    There are a number of reasons – as an investment property owner – you might consider raising your rental rates. For the sake of brevity, I am going to now cover what I feel are the three most important reasons.

    FOR YOUR TENANTS SAKE – Yes, you read that correctly, for the sake and well being of your tenants. As a San Diego rental housing broker, someone who works with investors who buy and sell apartment buildings and rental properties in the San Diego Region, all too often I see the tenants lives disrupted because their current landlord has kept the rents extremely low. And when that tenant needs to move out or a new owner comes in, they are simply not prepared for the reality of what the true market rates are for a similar unit in the area.

    FOR YOUR OWN FINANCIAL HEALTH – When you purchased this rental property, you likely purchased it as an investment property. When you bought it as an investment you likely planned to generate income from it. Unfortunately, many independent rental property owners who are managing the property themselves form a bond with the tenants and find it difficult to raise rents. I see this quite often. Having a caring heart for Ms. Jones in Unit A with the cute dog is not a bad thing. The problem lies in the fact that all of the other expenses associated with owning rental properties continue to climb. Water bills, utility bills, the cost of up keep and maintenance, they do not have caring hearts and will continue to eat into your profits. When we conduct a thorough broker opinion of value (BOV) and cash-flow analysis for rental owners, many who thought they were making a good income from their property are shocked to see how small their income is after the expenses are taken out. Especially considering the amount of time that is spent managing the place themselves.

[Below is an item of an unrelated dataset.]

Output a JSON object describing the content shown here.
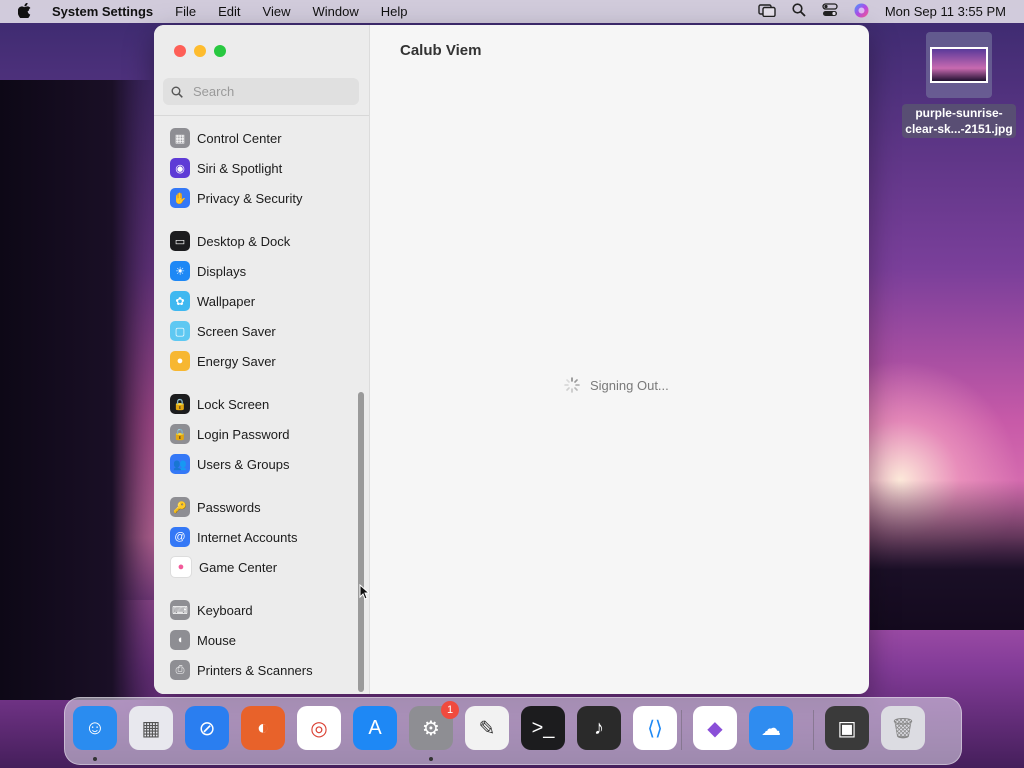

    FOR YOUR CHILDREN’S AND GRAND CHILDREN’S SAKE – Some rental owners tell me they simply don’t care, they love their tenants, and they don’t want to raise the rents. I have been told many, many times, “I don’t need the money, and when I die, my kids can deal with it.” The challenge I run into quite often is when the owner really does die, and their children decide to sell the property, the value of the property is lower than anticipated. When you sell apartments and rental properties, the value is determined primarily by the income the property generates. The common measurement used for placing a value on income properties is the Gross Rent Multiplier or the Capitalization Rate (Cap Rate), both of which are determined by the properties gross monthly rents. Placing the property on the market and achieving the maximum sales price for your children and grandchildren’s inheritance is largely going to be determined by the properties current monthly income. And, with the possibility of statewide rent control measures hitting our market, it may take years to raise rents to the point where you are able to achieve a decent sales price.

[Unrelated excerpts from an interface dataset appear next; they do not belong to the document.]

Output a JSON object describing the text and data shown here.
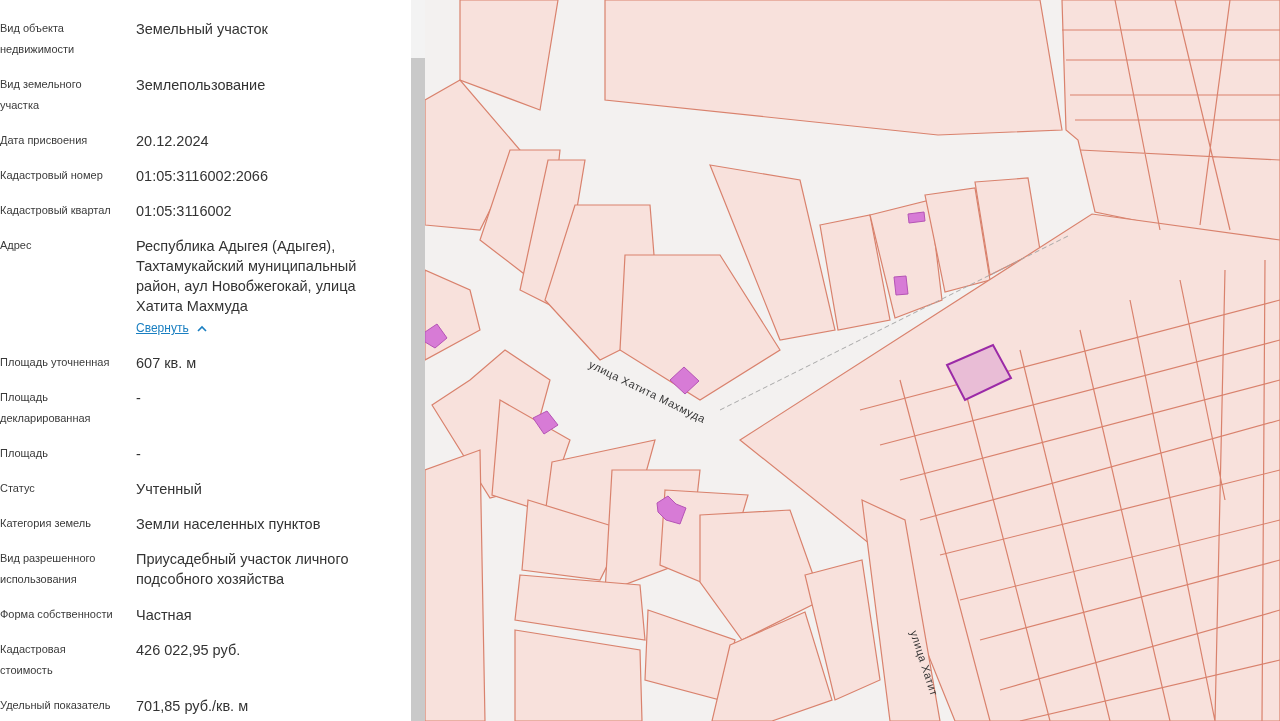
{
  "details": {
    "rows": [
      {
        "label": "Вид объекта недвижимости",
        "value": "Земельный участок"
      },
      {
        "label": "Вид земельного участка",
        "value": "Землепользование"
      },
      {
        "label": "Дата присвоения",
        "value": "20.12.2024"
      },
      {
        "label": "Кадастровый номер",
        "value": "01:05:3116002:2066"
      },
      {
        "label": "Кадастровый квартал",
        "value": "01:05:3116002"
      },
      {
        "label": "Адрес",
        "value": "Республика Адыгея (Адыгея), Тахтамукайский муниципальный район, аул Новобжегокай, улица Хатита Махмуда",
        "collapse_link": "Свернуть"
      },
      {
        "label": "Площадь уточненная",
        "value": "607 кв. м"
      },
      {
        "label": "Площадь декларированная",
        "value": "-"
      },
      {
        "label": "Площадь",
        "value": "-"
      },
      {
        "label": "Статус",
        "value": "Учтенный"
      },
      {
        "label": "Категория земель",
        "value": "Земли населенных пунктов"
      },
      {
        "label": "Вид разрешенного использования",
        "value": "Приусадебный участок личного подсобного хозяйства"
      },
      {
        "label": "Форма собственности",
        "value": "Частная"
      },
      {
        "label": "Кадастровая стоимость",
        "value": "426 022,95 руб."
      },
      {
        "label": "Удельный показатель",
        "value": "701,85 руб./кв. м"
      }
    ]
  },
  "map": {
    "street_labels": [
      "улица Хатита Махмуда",
      "улица Хатит"
    ]
  }
}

    In closing, am I recommending that you perform a massive rent increase on Ms. Jones in unit A who has the cute dog and is always so very friendly? No, that’s not what I am recommending. But as we’ve discussed, keeping her rents stagnant isn’t helping anyone. During my training as a Certified Commercial Investment Member (CCIM) we used an annual 3% – 5% rental increase on many of our case study proformas. This would allow the rental owner to stay ahead of inflation and keep the rents moving closer to market rates without shocking your tenant’s finances with big rent increases.

    If you are unsure where your rents land on the marketplace, our complimentary BROKER OPINION OF VALUE includes a rental survey. If you are interested in receiving this service, please contact me via EMAIL or call 619-483-1031.